     17 I will shew thee, hear me; and that which I have seen I will declare; 18 Which wise men have told from their fathers, and have not hid it: 19 Unto whom alone the earth was given, and no stranger passed among them. 20 The wicked man travaileth with pain all his days, and the number of years is hidden to the oppressor. 21 A dreadful sound is in his ears: in prosperity the destroyer shall come upon him. 22 He believeth not that he shall return out of darkness, and he is waited for of the sword. 23 He wandereth abroad for bread, saying, Where is it? he knoweth that the day of darkness is ready at his hand. 24 Trouble and anguish shall make him afraid; they shall prevail against him, as a king ready to the battle. 25 For he stretcheth out his hand against God, and strengtheneth himself against the Almighty. 26 He runneth upon him, even on his neck, upon the thick bosses of his bucklers: 27 Because he coverth his face with his fatness, and maketh collops of fat on his flanks. 28 And he dwelleth in desolate cities, and in houses which no man inhabiteth, which are ready to become heaps. 29 He shall not be rich, neither shall his substance continue, neither shall he prolong the perfection thereof upon the earth. 30 He shall not depart out of darkness; the flame shall dry up his branches, and by the breath of his mouth shall he go away. 31 Let not him that is deceived trust in vanity: for vanity shall be his recompence. 32 It shall be accomplished before his time, and his branch shall not be green. 33 He shall shake off his unripe grape as the vine, and shall cast off his flower as the olive. 34 For the congregation of hypocrites shall be desolate, and fire shall consume the tabernacles of bribery. 35 They conceive mischief, and bring forth vanity, and their belly prepareth deceit.

Home | DAWN Archive

Tomorrow's Picture: TBA

     ADDITIONAL AD LIB MATERIAL: Prose, Poetry, Writers, Visual Artists, Music, DAWN, and ILLUMINATION. ILLUMINATION features a compact, Illuminated Bible.
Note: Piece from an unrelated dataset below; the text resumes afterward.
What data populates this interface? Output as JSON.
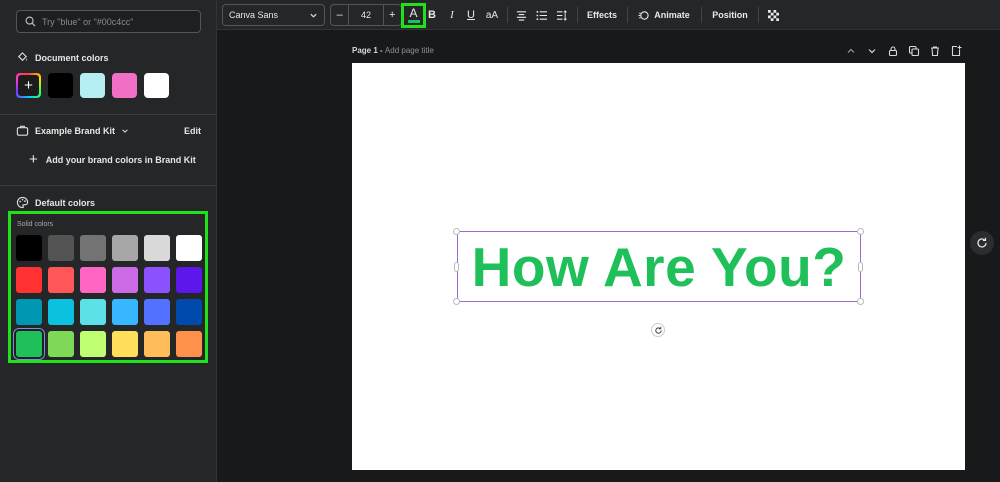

DAWN, the page you are presently visiting, features a new image and explanation daily.

Please Email Comments and Questions To

copyright 2018, Scott Souza